Nature tells us everything.
Last week I remarked that I had not taken many ‘walks in the woods’ this autumn as I had hoped.
This weekend I began to right the situation.
Mary and I walked to the back of the farm, about a kilometer, to have a look at the small hardwood bush that we have standing back there. I had been cutting up a fallen green ash tree that was 97 years old, as per the number of rings that I counted. Wow. That is a lot of struggling to push through the undergrowth and reaching past its’ fellow hardwood trees for sunlight.
Not to mention that it survived the rigors of wind, thunder and rain, ice and squirrels (just thought that I would throw that in). I believe that the old ash has earned a special place in my woodpile, where it will fuel the fires of our air-tight stove this winter on many a cold evening.
So, we think we know something about competition.
Well, if the trees in the forest could only talk, eh?
We had the large trees on our 10 acre garden fertilized this past week. Jim Mastin of Noble Tree Service remarked that the mulch that my guy Rudy had mounded around the base of the trees was a few inches too deep. You can actually smother a tree to death by covering up the bottom couple of inches of bark on the main trunk.
“Look at what Mother Nature does in the forest, if you want to know how to mulch trees. Note that the leaves on the ground never extend past the flare of the root at the base of the tree” he said.
Standing in our small bush we could see that he is dead on.
This reminds me of something that I have heard and repeated many times, while talking about the principles of great gardening: When in doubt, look to Mother Nature for the answers.
On another topic, I was in Shediac, New Brunswick 2 years ago, about this time, with CTV and Home Hardware. We were celebrating the new backyard improvements of Wilt and Andree: the winners of the $50,000 Ultimate Backyard Makeover contest that we ran last spring.
It is amazing what $50,000 can buy you in outdoor improvements. The winners chose to include an extended deck made of a new composite cedar/plastic material that will never need painting, does not require nails or surface screws and is guaranteed for 25 years. Cool.
The backyard makeover also included a new gazebo, otherwise known as the ‘west nile room’ as it is completely mosquito free. It has electrical service, insulation and double glazed windows too. It is really a ‘3 season’ room. And a great ‘doghouse’ for Wilf for those days when his beloved needs a wide berth. Don’t get me wrong, Wilf seems like a very nice guy and Andree a delightful person who, I am sure is very easy to get along with. But I have learned in 28 years of marriage that we all need our space, from time to time.

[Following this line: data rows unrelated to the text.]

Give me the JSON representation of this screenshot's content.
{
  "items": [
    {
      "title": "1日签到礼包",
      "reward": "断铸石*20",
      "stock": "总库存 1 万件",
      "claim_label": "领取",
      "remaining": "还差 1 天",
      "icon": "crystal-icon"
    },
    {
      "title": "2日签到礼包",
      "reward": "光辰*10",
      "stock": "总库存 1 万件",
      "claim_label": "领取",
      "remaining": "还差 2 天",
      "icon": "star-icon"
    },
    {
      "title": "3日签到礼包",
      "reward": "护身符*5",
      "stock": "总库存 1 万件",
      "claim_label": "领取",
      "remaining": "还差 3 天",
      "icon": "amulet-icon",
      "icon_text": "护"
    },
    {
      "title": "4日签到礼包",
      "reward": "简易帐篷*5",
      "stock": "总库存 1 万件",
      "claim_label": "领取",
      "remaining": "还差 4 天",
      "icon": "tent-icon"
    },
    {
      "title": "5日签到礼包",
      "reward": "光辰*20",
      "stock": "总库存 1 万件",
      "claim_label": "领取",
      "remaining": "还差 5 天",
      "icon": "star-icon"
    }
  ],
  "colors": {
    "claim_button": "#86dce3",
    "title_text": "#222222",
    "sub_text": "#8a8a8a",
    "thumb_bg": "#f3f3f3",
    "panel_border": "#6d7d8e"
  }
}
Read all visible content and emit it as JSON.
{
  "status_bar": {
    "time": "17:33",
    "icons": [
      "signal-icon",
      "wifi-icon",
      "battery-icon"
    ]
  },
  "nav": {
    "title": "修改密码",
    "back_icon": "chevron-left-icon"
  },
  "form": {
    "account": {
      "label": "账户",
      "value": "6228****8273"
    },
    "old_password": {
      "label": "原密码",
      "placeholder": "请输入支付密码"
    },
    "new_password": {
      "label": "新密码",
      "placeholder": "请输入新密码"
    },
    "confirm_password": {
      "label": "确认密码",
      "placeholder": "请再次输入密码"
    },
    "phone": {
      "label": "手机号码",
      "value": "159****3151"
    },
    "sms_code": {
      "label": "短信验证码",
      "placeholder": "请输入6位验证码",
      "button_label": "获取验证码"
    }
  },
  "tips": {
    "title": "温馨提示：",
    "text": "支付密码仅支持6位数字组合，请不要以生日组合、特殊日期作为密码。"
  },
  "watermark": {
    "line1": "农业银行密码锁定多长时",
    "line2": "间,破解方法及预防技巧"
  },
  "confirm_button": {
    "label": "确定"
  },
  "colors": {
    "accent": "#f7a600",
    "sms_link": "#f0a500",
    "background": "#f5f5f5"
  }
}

I was reminded while in Shediac, where old man winter is inching closer, faster than he is at my home in Stouffville, Ont. Now is the ideal time of year to protect your young fruit trees from rodent damage with one meter long plastic spirals. The enemy in this case consists of mice, rabbits and rats that will find a meal of tree bark on an apple, pear, peach or you name it, including many ornamental trees like crabapples are quite tasty come mid winter.
These critters will get so desperate for sustenance come January that the bark of a tree that is 5 years or younger is mighty tempting indeed. Put your spirals on before the snow seriously gets going in your area.
Upright evergreens need protection from wind and sun. Wrap up in two layers of burlap. Or the newly redesigned Mark’s Choice Mummy Wrap at Home Hardware. (item# 5094-519)
A reminder that rhododendrons and yews (taxus) need to be protected from wind and sun too. The burlap treatment is useful, plus I recommend that you spray them with an anti-desiccant called ‘Wiltpruf’. (item# 5097-806)
Also, this is a good time to feed the birds, if you are not already doing it. Who, after all, does not have an unused bird feeder in the garage or basement? Get to it now, while you still have a chance to influence the choice of feeding stations that your neighbourhood song birds will frequent come mid winter.
Yes, our fine feathered friends are creatures of habit, much like ourselves.
You won’t regret your decision when the snow is lying hip-deep.
Have you winterized your roses yet? A reminder (yes, I mentioned this last week) to get to it before the Grey Cup game, if only to reward yourself by settling down into the couch with a beverage of choice while watching whoever smash up someone else whose name you do not know, unless of course you were watching the CFL before the final game of the season. The point is that wasting some time in front of the tube is your reward for doing something useful in the garden when it is generally not very tempting to be out there doing physical work.
Note that the snow has not really fallen in earnest (i.e. it hasn’t stuck to the ground much) in most parts of the country. You have the opportunity to look out of the window of your favourite room in the house and observe the space in your imagination. Take some snap shots of it in your mind as you imagine how it will look come spring. And summer. And for years to come. Imagine a sequence of colour from one end of the gardening season to the other. Imagine bird song and butterflies. Imagine entertaining guests, “Oh yes, it was nothing really. Just years of planning, digging, weeding, deadheading, extravagant expense and the divorce over it all was just a bump in the road.”
o.k. – don’t get carried away with this.
Just remember the rule, “Look to Mother Nature for cues.”
It works every time.
Keep your knees dirty,